AIM OF THE EXERCISE — Would you output all the data exactly as it stands?

Element data from apps and pages —
□ □ □ □

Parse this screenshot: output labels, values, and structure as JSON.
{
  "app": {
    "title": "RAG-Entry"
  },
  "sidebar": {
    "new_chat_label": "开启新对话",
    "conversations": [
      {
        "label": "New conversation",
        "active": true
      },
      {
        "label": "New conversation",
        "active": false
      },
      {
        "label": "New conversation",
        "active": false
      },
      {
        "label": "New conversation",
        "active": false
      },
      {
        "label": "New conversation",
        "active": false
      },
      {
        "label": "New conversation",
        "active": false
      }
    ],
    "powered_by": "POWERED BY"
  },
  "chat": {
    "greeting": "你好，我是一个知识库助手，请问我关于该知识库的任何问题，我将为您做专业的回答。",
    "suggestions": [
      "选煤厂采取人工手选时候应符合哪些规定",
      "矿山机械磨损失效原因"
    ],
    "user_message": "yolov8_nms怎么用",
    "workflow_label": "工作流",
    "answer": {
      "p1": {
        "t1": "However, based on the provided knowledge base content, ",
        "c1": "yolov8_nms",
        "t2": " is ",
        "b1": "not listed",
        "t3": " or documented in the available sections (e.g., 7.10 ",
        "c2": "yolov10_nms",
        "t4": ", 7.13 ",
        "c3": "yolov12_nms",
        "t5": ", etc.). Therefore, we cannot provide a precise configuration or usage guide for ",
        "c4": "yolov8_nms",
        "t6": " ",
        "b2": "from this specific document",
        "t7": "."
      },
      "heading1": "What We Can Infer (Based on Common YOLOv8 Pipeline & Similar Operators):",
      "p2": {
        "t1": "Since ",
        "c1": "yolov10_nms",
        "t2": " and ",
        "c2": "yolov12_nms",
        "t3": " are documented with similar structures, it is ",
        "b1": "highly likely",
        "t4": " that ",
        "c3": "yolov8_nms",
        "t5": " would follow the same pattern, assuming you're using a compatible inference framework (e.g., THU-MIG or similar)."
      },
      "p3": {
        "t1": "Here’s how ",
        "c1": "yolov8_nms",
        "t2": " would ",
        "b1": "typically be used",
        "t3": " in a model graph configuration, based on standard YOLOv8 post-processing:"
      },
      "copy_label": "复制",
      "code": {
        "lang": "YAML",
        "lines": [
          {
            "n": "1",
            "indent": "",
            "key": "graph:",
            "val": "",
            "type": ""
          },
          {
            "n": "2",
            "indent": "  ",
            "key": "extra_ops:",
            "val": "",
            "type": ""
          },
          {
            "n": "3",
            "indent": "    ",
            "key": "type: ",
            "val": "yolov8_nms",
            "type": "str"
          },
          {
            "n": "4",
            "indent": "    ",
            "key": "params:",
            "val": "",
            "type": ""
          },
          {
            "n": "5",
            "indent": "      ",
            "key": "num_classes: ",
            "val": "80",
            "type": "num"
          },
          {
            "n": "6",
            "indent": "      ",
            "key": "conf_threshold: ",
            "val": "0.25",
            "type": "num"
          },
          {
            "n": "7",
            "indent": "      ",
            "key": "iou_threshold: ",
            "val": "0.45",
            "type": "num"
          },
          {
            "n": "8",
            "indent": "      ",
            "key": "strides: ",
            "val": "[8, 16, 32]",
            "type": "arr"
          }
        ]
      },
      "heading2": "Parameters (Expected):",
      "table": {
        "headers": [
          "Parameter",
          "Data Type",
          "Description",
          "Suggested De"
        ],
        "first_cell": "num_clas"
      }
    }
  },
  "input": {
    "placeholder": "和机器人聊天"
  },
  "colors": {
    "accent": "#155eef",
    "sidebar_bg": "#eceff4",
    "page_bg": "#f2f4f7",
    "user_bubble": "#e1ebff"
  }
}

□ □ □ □

EXERCISE ANSWER —
Parse this screenshot: output labels, values, and structure as JSON.
{
  "app": {
    "title": "RAG-Entry"
  },
  "sidebar": {
    "new_chat_label": "开启新对话",
    "conversations": [
      {
        "label": "New conversation",
        "active": true
      },
      {
        "label": "New conversation",
        "active": false
      },
      {
        "label": "New conversation",
        "active": false
      },
      {
        "label": "New conversation",
        "active": false
      },
      {
        "label": "New conversation",
        "active": false
      },
      {
        "label": "New conversation",
        "active": false
      }
    ],
    "powered_by": "POWERED BY"
  },
  "chat": {
    "greeting": "你好，我是一个知识库助手，请问我关于该知识库的任何问题，我将为您做专业的回答。",
    "suggestions": [
      "选煤厂采取人工手选时候应符合哪些规定",
      "矿山机械磨损失效原因"
    ],
    "user_message": "yolov8_nms怎么用",
    "workflow_label": "工作流",
    "answer": {
      "p1": {
        "t1": "However, based on the provided knowledge base content, ",
        "c1": "yolov8_nms",
        "t2": " is ",
        "b1": "not listed",
        "t3": " or documented in the available sections (e.g., 7.10 ",
        "c2": "yolov10_nms",
        "t4": ", 7.13 ",
        "c3": "yolov12_nms",
        "t5": ", etc.). Therefore, we cannot provide a precise configuration or usage guide for ",
        "c4": "yolov8_nms",
        "t6": " ",
        "b2": "from this specific document",
        "t7": "."
      },
      "heading1": "What We Can Infer (Based on Common YOLOv8 Pipeline & Similar Operators):",
      "p2": {
        "t1": "Since ",
        "c1": "yolov10_nms",
        "t2": " and ",
        "c2": "yolov12_nms",
        "t3": " are documented with similar structures, it is ",
        "b1": "highly likely",
        "t4": " that ",
        "c3": "yolov8_nms",
        "t5": " would follow the same pattern, assuming you're using a compatible inference framework (e.g., THU-MIG or similar)."
      },
      "p3": {
        "t1": "Here’s how ",
        "c1": "yolov8_nms",
        "t2": " would ",
        "b1": "typically be used",
        "t3": " in a model graph configuration, based on standard YOLOv8 post-processing:"
      },
      "copy_label": "复制",
      "code": {
        "lang": "YAML",
        "lines": [
          {
            "n": "1",
            "indent": "",
            "key": "graph:",
            "val": "",
            "type": ""
          },
          {
            "n": "2",
            "indent": "  ",
            "key": "extra_ops:",
            "val": "",
            "type": ""
          },
          {
            "n": "3",
            "indent": "    ",
            "key": "type: ",
            "val": "yolov8_nms",
            "type": "str"
          },
          {
            "n": "4",
            "indent": "    ",
            "key": "params:",
            "val": "",
            "type": ""
          },
          {
            "n": "5",
            "indent": "      ",
            "key": "num_classes: ",
            "val": "80",
            "type": "num"
          },
          {
            "n": "6",
            "indent": "      ",
            "key": "conf_threshold: ",
            "val": "0.25",
            "type": "num"
          },
          {
            "n": "7",
            "indent": "      ",
            "key": "iou_threshold: ",
            "val": "0.45",
            "type": "num"
          },
          {
            "n": "8",
            "indent": "      ",
            "key": "strides: ",
            "val": "[8, 16, 32]",
            "type": "arr"
          }
        ]
      },
      "heading2": "Parameters (Expected):",
      "table": {
        "headers": [
          "Parameter",
          "Data Type",
          "Description",
          "Suggested De"
        ],
        "first_cell": "num_clas"
      }
    }
  },
  "input": {
    "placeholder": "和机器人聊天"
  },
  "colors": {
    "accent": "#155eef",
    "sidebar_bg": "#eceff4",
    "page_bg": "#f2f4f7",
    "user_bubble": "#e1ebff"
  }
}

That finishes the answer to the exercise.